Today I took up the heavy mantle of commander of the Seventh Legion. To explain my promotion, I must start at the beginning. In seventh grade, we had just finished Three Skeleton Key, a horror story by George G. Toudouze, about a lighthouse overrun with deadly Dutch rats, and as I love analysis, we analyzed the depiction of the rats, who were described among other things as being wise, brave, strong, fierce, vengeful, clannish rats, soldiers even, "besiegers" who threw themselves into the "breach," who divided and conquered, whose leader was appropriately named Nero.

The word "phalanx" came up, which tipped off a long-winded explanation of military strategy and for homework they had independently to research phalanx formations throughout the ages. They did, of course, (my students are nothing if not brilliant) and they presented their information in class, after which I armed them with sword and shield and led them stalwartly down four flights of stairs to the football field to have them march in tight testudo formation. Their pattern was not particularly successful, and my legion went every which way, not listening to their commander, wielding their swords about and shouting at unsuspecting birds. I heard later that we had been watched from the offices, and I can imagine that our audiences must have been deeply appreciative to view the splendor of our fine swordsmanship and steady march.

What did we accomplish this class period?

Absolutely nothing.

But does it really matter?

Tuesday, 11 September 2012

Blue Skies of Sweden

You may recall my grandparents came by for Midsummer, and we all drove to Ratan, their old summer haunt before they moved to the south.
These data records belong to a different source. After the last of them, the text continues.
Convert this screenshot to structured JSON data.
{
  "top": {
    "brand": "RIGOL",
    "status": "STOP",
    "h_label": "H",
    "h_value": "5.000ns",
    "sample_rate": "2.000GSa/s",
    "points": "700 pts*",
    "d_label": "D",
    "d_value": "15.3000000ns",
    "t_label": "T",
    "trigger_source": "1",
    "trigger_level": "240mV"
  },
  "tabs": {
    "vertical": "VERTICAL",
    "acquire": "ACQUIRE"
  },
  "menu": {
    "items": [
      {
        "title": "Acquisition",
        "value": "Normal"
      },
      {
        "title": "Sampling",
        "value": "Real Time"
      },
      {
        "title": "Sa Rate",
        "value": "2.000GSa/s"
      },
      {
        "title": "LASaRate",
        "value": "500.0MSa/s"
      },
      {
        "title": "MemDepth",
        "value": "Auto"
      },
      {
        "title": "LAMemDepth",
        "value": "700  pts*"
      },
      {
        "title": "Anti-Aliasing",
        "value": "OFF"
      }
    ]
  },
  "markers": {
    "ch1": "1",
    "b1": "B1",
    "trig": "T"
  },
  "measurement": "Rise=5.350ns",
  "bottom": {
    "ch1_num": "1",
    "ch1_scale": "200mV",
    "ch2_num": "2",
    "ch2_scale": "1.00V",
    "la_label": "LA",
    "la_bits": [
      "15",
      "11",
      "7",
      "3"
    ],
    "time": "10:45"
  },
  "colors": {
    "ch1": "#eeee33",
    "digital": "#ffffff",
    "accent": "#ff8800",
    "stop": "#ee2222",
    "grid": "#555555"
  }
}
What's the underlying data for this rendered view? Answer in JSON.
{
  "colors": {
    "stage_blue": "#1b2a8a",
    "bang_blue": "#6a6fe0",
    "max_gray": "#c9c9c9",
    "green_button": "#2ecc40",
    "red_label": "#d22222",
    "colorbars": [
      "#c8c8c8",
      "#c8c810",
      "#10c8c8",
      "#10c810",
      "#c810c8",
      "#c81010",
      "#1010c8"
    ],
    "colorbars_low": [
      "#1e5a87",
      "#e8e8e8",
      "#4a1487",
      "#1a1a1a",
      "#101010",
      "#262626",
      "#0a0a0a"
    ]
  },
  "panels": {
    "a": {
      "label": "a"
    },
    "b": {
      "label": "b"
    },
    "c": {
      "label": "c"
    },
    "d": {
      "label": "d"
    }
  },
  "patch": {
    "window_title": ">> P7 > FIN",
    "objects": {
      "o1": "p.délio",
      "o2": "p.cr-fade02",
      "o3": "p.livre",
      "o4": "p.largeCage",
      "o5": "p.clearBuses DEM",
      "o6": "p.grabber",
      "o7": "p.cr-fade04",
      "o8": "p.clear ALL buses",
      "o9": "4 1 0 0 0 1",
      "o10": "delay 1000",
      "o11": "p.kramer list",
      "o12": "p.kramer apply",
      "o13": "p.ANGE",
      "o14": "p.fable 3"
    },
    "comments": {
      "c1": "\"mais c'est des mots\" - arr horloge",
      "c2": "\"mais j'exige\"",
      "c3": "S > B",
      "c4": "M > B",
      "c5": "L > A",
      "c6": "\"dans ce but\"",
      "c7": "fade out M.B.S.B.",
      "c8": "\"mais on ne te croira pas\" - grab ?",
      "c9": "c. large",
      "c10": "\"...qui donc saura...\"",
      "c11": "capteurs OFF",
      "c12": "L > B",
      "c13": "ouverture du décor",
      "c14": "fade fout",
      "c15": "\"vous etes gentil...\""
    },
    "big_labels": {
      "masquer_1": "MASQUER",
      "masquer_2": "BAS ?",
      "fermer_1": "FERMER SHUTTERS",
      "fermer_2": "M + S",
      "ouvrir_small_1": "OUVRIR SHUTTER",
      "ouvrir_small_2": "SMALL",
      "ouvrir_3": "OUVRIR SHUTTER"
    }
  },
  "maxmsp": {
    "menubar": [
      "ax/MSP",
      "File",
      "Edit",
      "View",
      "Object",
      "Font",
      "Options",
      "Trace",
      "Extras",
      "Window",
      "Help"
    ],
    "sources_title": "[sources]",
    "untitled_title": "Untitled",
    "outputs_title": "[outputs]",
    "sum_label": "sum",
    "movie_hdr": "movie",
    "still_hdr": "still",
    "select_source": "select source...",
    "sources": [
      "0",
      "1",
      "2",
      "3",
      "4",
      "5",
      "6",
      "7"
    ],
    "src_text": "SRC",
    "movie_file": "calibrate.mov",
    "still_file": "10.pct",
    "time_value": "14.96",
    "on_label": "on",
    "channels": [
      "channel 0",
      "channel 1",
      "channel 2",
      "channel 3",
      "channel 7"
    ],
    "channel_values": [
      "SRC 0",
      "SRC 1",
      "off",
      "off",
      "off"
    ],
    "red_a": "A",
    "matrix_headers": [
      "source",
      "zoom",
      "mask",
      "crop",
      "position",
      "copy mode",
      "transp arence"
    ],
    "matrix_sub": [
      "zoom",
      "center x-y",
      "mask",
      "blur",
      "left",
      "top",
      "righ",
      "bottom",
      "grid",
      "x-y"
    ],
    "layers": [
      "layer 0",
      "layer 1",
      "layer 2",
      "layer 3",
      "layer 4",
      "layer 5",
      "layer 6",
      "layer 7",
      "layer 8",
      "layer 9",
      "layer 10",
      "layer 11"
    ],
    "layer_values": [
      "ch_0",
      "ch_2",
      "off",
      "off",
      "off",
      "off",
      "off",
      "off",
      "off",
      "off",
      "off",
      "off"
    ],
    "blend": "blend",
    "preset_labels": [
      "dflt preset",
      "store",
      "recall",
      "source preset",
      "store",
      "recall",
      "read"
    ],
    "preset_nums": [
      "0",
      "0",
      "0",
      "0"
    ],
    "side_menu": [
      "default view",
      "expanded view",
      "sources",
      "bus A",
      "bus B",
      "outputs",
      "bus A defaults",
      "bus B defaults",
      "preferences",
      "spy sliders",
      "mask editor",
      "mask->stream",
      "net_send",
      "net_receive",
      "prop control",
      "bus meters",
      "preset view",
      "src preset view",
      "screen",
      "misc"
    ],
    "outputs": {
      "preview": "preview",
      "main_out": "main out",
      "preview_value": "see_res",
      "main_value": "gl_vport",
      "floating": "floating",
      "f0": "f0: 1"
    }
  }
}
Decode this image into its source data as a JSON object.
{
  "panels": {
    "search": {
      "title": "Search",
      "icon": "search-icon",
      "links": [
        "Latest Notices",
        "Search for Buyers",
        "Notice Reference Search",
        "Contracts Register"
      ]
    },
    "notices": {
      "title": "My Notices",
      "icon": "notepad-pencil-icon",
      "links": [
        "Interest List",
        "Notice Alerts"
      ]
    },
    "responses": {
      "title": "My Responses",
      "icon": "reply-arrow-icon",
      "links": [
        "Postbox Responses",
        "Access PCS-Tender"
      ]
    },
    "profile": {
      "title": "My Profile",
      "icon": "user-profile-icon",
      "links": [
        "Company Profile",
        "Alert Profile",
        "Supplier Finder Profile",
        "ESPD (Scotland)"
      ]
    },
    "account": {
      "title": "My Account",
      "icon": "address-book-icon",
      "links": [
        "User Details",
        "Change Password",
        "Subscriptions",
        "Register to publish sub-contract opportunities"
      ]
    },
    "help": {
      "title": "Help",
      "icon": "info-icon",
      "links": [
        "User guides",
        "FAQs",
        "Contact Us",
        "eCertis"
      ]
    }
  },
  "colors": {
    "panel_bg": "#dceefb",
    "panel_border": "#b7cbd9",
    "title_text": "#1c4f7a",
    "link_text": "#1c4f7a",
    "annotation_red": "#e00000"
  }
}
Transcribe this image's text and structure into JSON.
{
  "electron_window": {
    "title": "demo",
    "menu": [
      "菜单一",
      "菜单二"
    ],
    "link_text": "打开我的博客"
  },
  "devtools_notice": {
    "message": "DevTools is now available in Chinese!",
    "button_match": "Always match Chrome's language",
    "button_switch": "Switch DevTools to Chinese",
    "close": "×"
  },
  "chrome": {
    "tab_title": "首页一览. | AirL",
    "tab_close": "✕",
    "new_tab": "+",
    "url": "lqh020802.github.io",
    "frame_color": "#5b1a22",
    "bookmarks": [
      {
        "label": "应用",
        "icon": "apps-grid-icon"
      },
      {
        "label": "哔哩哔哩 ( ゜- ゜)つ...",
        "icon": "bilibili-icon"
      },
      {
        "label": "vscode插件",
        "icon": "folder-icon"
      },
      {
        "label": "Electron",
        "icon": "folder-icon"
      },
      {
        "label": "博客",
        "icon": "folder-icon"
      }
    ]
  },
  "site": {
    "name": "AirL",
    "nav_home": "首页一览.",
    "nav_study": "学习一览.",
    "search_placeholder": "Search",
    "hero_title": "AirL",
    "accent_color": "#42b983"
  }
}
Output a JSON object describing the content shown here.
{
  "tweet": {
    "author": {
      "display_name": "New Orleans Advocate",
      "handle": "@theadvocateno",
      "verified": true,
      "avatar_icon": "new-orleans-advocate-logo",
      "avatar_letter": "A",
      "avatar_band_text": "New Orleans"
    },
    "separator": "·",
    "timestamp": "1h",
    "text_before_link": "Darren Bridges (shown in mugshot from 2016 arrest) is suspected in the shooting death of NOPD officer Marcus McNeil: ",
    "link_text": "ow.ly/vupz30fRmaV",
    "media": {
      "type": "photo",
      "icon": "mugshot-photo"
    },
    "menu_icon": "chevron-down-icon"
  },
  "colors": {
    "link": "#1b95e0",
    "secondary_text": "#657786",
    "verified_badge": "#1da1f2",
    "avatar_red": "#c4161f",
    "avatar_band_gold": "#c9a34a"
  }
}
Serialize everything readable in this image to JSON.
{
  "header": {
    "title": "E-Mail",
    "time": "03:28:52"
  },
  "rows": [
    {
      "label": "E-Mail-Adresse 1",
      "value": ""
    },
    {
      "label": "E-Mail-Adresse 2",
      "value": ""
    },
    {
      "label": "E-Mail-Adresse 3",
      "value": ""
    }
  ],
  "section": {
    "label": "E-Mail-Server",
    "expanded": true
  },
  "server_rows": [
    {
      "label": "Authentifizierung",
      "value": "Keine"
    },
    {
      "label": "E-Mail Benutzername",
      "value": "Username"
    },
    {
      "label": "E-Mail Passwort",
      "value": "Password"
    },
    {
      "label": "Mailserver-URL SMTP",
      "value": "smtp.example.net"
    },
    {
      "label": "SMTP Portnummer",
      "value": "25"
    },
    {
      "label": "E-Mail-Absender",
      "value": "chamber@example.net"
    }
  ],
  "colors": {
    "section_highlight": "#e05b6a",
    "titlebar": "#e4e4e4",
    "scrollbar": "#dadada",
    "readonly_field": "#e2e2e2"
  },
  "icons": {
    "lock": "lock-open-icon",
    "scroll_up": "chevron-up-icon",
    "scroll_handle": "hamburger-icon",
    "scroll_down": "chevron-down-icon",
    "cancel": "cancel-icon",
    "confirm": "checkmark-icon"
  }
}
It was a beautiful day, full of sunshine and family.

Sea Captain A.O. Röse
Family Grave 

Wednesday, 5 September 2012

The Little Things

There are three things in life I appreciate: 
kaya toast, morning Milo,
and high ceilings in my classroom.

Confidence is Key

Apologies, apologies, a thousand apologies! I have been meaning to write again, but every time I arrive back at home I am absolutely knackered. For the past few days I have been powering through a cold, and I am unusually winded in the mornings climbing the four flights of stairs to my classroom. Nevertheless, I shall prevail against this too. My mind is currently being pushed back by the pressure in my sinus cavities, so you will forgive me if my train of thought derails from time to time.

I have been, as you know, dreadfully busy, though things are more or less beginning to fall into a rhythm, and lesson planning isn't quite as staccato or frenetic. Still I cannot honestly say I have moved past the point of lesson planning in the shower. I wonder if that ever goes away.

I enjoy teaching, but not the technicalities of it. I feel my best ideas come naturally before class. The best ones so far include using the Avengers to teach plot diagramming, Fantasia 2000 for internal/external conflict; having the seventh graders rewrite a fight scene in Rikki Tikki Tavi from another character's perspective, comparing and contrasting fonts and templates in Newspaper, bringing in Scot Byrd, school IT support cum American football aficionado extraordinaire, to explain American football to my mostly ignorant-of-the-sport sixth graders. The hands flew up for question time. "How many penalties are there? Can you punch the other players?" I have enjoyed abusing the mass emailing system of the school's internet, moving Master Kelley's vuvuzela around his office when he is away, and reading the answers to the personal questionnaire I had the students fill out in their thin, enthusiastic handwriting.

What is your name?

What do you want to be called?
Awesome kid

And, of course, I enjoy the happy "Good morning, Ms. Gabriel!" that students are wont to offer on Mondays through Fridays, excepting Wednesdays.